Latina works to strengthen Indy Hispanic businesses
Celebrating Hispanic Heritage: Latina works to strengthen Hispanic businesses
INDIANAPOLIS (WISH) — One woman is on a mission to help those new to the United States become first-time business owners.
While immigrant entrepreneurs are a force in the economy, they often face unique challenges when starting a business.
Luckily, in Indianapolis, there’s a Latina who’s helping to change that.
“Sometimes putting ourselves in difficult situations might be difficult at that moment, but there is so much to learn,” said Marcela Montero, the director of the Indy Chamber’s Hispanic Business Council.
Montero knows the difficulties of starting a business all too well.
“Many don’t know. They have the idea about having a business and they don’t know where to go. And so, that’s what we’re trying to do, especially with the Latino business support network, is to make sure we reach a larger audience, and they know exactly which organizations can help them,” she said.
Montero is the director of the Hispanic Business Council (HBC) at the Indy Chamber, a non-profit organization that focuses on fostering the growth, networking, learning, support, engagement, and advocacy of its members within the local small business community and the general population.
Montero says she grew up watching her parents run a business in Ecuador.
Since moving to the U.S. in 2001, she found a new calling.
“My dad passed away, so I saw my mom trying to handle everything. The business, running at home, the family, and things were not perfect, well, anywhere, but it’s even worse in our countries, unfortunately,” Montero said.
After watching her mom, she says that for an immigrant, starting a business in the U.S. can be difficult for various reasons.
“There were not enough resources, not enough resources in Spanish available, and the access to capital was also a hurdle for her, so I’ve witnessed that, and I feel that I am connected with the business community,” Montero said.

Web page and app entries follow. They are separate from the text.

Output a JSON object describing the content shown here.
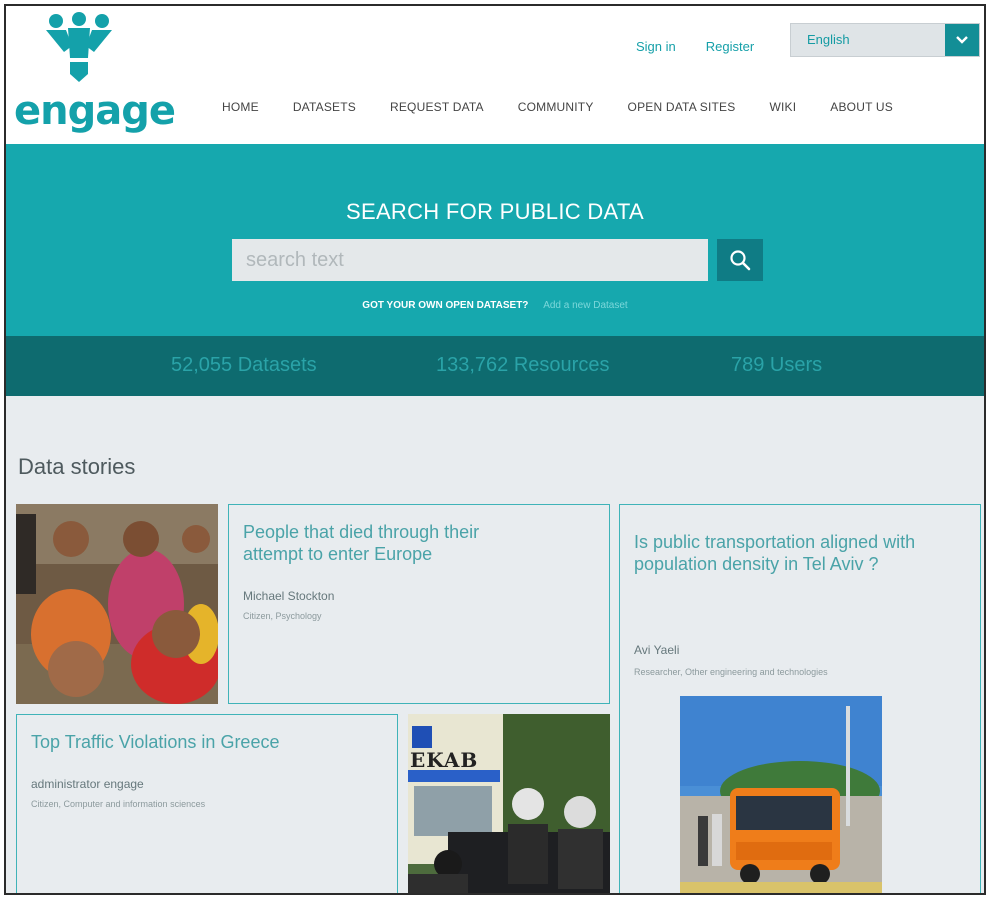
{
  "brand": {
    "logo_text": "engage"
  },
  "header": {
    "sign_in": "Sign in",
    "register": "Register",
    "language": "English"
  },
  "nav": {
    "items": [
      "HOME",
      "DATASETS",
      "REQUEST DATA",
      "COMMUNITY",
      "OPEN DATA SITES",
      "WIKI",
      "ABOUT US"
    ]
  },
  "hero": {
    "title": "SEARCH FOR PUBLIC DATA",
    "search_placeholder": "search text",
    "own_dataset_question": "GOT YOUR OWN OPEN DATASET?",
    "add_dataset_link": "Add a new Dataset"
  },
  "stats": {
    "datasets": "52,055 Datasets",
    "resources": "133,762 Resources",
    "users": "789 Users"
  },
  "stories": {
    "section_title": "Data stories",
    "cards": [
      {
        "title": "People that died through their attempt to enter Europe",
        "author": "Michael Stockton",
        "role": "Citizen, Psychology"
      },
      {
        "title": "Is public transportation aligned with population density in Tel Aviv ?",
        "author": "Avi Yaeli",
        "role": "Researcher, Other engineering and technologies"
      },
      {
        "title": "Top Traffic Violations in Greece",
        "author": "administrator engage",
        "role": "Citizen, Computer and information sciences"
      }
    ],
    "photo_signage": "EKAB"
  },
  "colors": {
    "brand_teal": "#14a1aa",
    "hero_bg": "#16a8ae",
    "stats_bg": "#0e6b6f",
    "search_button": "#0f7c85",
    "page_bg": "#e8ecef"
  },
  "icons": [
    "logo-people-icon",
    "chevron-down-icon",
    "search-icon"
  ]
}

That’s why she’s focusing on providing better opportunities and free resources in Spanish and English to support Hispanic businesses in the community.
She says it’s also important for them to build trust.
“Right now, that is one of the goals, especially for next year, is myself and my colleague who has just started working with me to go more out there to the community and talking to businesses so they can feel comfortable connecting with us,” Montero said.
She says the Hispanic Business Council is already planning for more educational and networking events for next year.